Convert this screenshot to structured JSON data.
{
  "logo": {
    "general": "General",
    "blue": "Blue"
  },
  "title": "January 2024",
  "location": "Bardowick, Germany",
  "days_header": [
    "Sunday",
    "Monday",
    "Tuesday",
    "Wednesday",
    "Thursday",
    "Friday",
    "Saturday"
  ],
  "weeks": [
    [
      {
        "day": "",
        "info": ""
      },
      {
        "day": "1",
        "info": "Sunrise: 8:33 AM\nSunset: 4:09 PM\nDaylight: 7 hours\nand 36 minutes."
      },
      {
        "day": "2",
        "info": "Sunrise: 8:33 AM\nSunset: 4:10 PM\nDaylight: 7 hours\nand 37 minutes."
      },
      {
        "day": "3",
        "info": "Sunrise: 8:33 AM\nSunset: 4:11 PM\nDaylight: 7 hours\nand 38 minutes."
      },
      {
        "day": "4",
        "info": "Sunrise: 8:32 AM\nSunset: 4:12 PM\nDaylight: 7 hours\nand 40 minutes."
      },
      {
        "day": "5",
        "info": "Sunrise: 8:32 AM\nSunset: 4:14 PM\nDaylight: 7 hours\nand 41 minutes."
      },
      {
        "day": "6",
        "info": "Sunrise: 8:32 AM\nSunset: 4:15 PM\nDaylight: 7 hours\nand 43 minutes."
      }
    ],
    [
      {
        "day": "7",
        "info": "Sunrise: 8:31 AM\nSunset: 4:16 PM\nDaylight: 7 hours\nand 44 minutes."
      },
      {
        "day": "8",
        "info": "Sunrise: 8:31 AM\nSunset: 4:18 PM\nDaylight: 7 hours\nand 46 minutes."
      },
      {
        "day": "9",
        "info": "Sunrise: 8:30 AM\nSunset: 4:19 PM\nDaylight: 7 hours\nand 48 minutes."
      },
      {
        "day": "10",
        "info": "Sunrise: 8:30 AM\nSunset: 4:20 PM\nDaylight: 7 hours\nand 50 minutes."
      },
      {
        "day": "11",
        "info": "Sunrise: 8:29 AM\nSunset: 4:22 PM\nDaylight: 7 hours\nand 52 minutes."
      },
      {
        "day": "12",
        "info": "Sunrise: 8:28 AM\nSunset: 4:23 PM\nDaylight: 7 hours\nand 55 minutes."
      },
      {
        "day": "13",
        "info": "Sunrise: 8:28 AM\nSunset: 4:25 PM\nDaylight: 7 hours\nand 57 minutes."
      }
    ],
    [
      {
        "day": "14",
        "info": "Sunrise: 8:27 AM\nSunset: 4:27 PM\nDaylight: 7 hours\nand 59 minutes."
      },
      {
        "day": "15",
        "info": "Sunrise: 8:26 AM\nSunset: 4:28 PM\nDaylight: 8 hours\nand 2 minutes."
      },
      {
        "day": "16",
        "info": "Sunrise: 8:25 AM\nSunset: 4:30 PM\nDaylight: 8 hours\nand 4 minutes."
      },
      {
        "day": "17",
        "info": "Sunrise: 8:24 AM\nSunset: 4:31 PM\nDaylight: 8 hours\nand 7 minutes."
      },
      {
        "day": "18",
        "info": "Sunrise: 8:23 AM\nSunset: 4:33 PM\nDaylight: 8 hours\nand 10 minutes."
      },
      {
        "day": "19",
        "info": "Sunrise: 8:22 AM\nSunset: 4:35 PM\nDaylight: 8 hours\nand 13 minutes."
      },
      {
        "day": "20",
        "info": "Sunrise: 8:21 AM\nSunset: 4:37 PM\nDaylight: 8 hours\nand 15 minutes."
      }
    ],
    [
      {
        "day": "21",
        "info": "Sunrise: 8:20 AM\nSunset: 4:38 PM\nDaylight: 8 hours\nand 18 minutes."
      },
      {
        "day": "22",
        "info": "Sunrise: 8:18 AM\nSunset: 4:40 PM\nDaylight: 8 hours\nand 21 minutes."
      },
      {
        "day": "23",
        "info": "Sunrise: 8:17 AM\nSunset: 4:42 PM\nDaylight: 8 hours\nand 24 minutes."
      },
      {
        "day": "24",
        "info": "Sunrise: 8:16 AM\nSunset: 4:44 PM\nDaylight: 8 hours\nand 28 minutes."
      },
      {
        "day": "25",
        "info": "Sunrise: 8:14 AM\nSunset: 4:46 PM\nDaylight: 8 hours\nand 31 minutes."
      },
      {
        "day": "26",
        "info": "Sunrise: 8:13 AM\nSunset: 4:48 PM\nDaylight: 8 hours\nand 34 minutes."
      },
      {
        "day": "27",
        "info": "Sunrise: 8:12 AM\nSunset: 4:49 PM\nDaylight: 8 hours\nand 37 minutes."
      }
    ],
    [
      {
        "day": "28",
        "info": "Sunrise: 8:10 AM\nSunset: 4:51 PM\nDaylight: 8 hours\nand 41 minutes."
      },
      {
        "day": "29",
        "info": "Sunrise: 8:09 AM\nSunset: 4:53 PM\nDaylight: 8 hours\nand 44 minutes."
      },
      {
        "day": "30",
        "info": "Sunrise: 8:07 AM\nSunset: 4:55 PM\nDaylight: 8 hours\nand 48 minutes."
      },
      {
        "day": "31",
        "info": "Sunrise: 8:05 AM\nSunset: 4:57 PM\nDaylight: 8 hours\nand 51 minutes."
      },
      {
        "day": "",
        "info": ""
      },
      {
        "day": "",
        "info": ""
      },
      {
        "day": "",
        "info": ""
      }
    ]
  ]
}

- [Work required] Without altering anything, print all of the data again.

- [Answer to this exercise]
Convert this screenshot to structured JSON data.
{
  "logo": {
    "general": "General",
    "blue": "Blue"
  },
  "title": "January 2024",
  "location": "Bardowick, Germany",
  "days_header": [
    "Sunday",
    "Monday",
    "Tuesday",
    "Wednesday",
    "Thursday",
    "Friday",
    "Saturday"
  ],
  "weeks": [
    [
      {
        "day": "",
        "info": ""
      },
      {
        "day": "1",
        "info": "Sunrise: 8:33 AM\nSunset: 4:09 PM\nDaylight: 7 hours\nand 36 minutes."
      },
      {
        "day": "2",
        "info": "Sunrise: 8:33 AM\nSunset: 4:10 PM\nDaylight: 7 hours\nand 37 minutes."
      },
      {
        "day": "3",
        "info": "Sunrise: 8:33 AM\nSunset: 4:11 PM\nDaylight: 7 hours\nand 38 minutes."
      },
      {
        "day": "4",
        "info": "Sunrise: 8:32 AM\nSunset: 4:12 PM\nDaylight: 7 hours\nand 40 minutes."
      },
      {
        "day": "5",
        "info": "Sunrise: 8:32 AM\nSunset: 4:14 PM\nDaylight: 7 hours\nand 41 minutes."
      },
      {
        "day": "6",
        "info": "Sunrise: 8:32 AM\nSunset: 4:15 PM\nDaylight: 7 hours\nand 43 minutes."
      }
    ],
    [
      {
        "day": "7",
        "info": "Sunrise: 8:31 AM\nSunset: 4:16 PM\nDaylight: 7 hours\nand 44 minutes."
      },
      {
        "day": "8",
        "info": "Sunrise: 8:31 AM\nSunset: 4:18 PM\nDaylight: 7 hours\nand 46 minutes."
      },
      {
        "day": "9",
        "info": "Sunrise: 8:30 AM\nSunset: 4:19 PM\nDaylight: 7 hours\nand 48 minutes."
      },
      {
        "day": "10",
        "info": "Sunrise: 8:30 AM\nSunset: 4:20 PM\nDaylight: 7 hours\nand 50 minutes."
      },
      {
        "day": "11",
        "info": "Sunrise: 8:29 AM\nSunset: 4:22 PM\nDaylight: 7 hours\nand 52 minutes."
      },
      {
        "day": "12",
        "info": "Sunrise: 8:28 AM\nSunset: 4:23 PM\nDaylight: 7 hours\nand 55 minutes."
      },
      {
        "day": "13",
        "info": "Sunrise: 8:28 AM\nSunset: 4:25 PM\nDaylight: 7 hours\nand 57 minutes."
      }
    ],
    [
      {
        "day": "14",
        "info": "Sunrise: 8:27 AM\nSunset: 4:27 PM\nDaylight: 7 hours\nand 59 minutes."
      },
      {
        "day": "15",
        "info": "Sunrise: 8:26 AM\nSunset: 4:28 PM\nDaylight: 8 hours\nand 2 minutes."
      },
      {
        "day": "16",
        "info": "Sunrise: 8:25 AM\nSunset: 4:30 PM\nDaylight: 8 hours\nand 4 minutes."
      },
      {
        "day": "17",
        "info": "Sunrise: 8:24 AM\nSunset: 4:31 PM\nDaylight: 8 hours\nand 7 minutes."
      },
      {
        "day": "18",
        "info": "Sunrise: 8:23 AM\nSunset: 4:33 PM\nDaylight: 8 hours\nand 10 minutes."
      },
      {
        "day": "19",
        "info": "Sunrise: 8:22 AM\nSunset: 4:35 PM\nDaylight: 8 hours\nand 13 minutes."
      },
      {
        "day": "20",
        "info": "Sunrise: 8:21 AM\nSunset: 4:37 PM\nDaylight: 8 hours\nand 15 minutes."
      }
    ],
    [
      {
        "day": "21",
        "info": "Sunrise: 8:20 AM\nSunset: 4:38 PM\nDaylight: 8 hours\nand 18 minutes."
      },
      {
        "day": "22",
        "info": "Sunrise: 8:18 AM\nSunset: 4:40 PM\nDaylight: 8 hours\nand 21 minutes."
      },
      {
        "day": "23",
        "info": "Sunrise: 8:17 AM\nSunset: 4:42 PM\nDaylight: 8 hours\nand 24 minutes."
      },
      {
        "day": "24",
        "info": "Sunrise: 8:16 AM\nSunset: 4:44 PM\nDaylight: 8 hours\nand 28 minutes."
      },
      {
        "day": "25",
        "info": "Sunrise: 8:14 AM\nSunset: 4:46 PM\nDaylight: 8 hours\nand 31 minutes."
      },
      {
        "day": "26",
        "info": "Sunrise: 8:13 AM\nSunset: 4:48 PM\nDaylight: 8 hours\nand 34 minutes."
      },
      {
        "day": "27",
        "info": "Sunrise: 8:12 AM\nSunset: 4:49 PM\nDaylight: 8 hours\nand 37 minutes."
      }
    ],
    [
      {
        "day": "28",
        "info": "Sunrise: 8:10 AM\nSunset: 4:51 PM\nDaylight: 8 hours\nand 41 minutes."
      },
      {
        "day": "29",
        "info": "Sunrise: 8:09 AM\nSunset: 4:53 PM\nDaylight: 8 hours\nand 44 minutes."
      },
      {
        "day": "30",
        "info": "Sunrise: 8:07 AM\nSunset: 4:55 PM\nDaylight: 8 hours\nand 48 minutes."
      },
      {
        "day": "31",
        "info": "Sunrise: 8:05 AM\nSunset: 4:57 PM\nDaylight: 8 hours\nand 51 minutes."
      },
      {
        "day": "",
        "info": ""
      },
      {
        "day": "",
        "info": ""
      },
      {
        "day": "",
        "info": ""
      }
    ]
  ]
}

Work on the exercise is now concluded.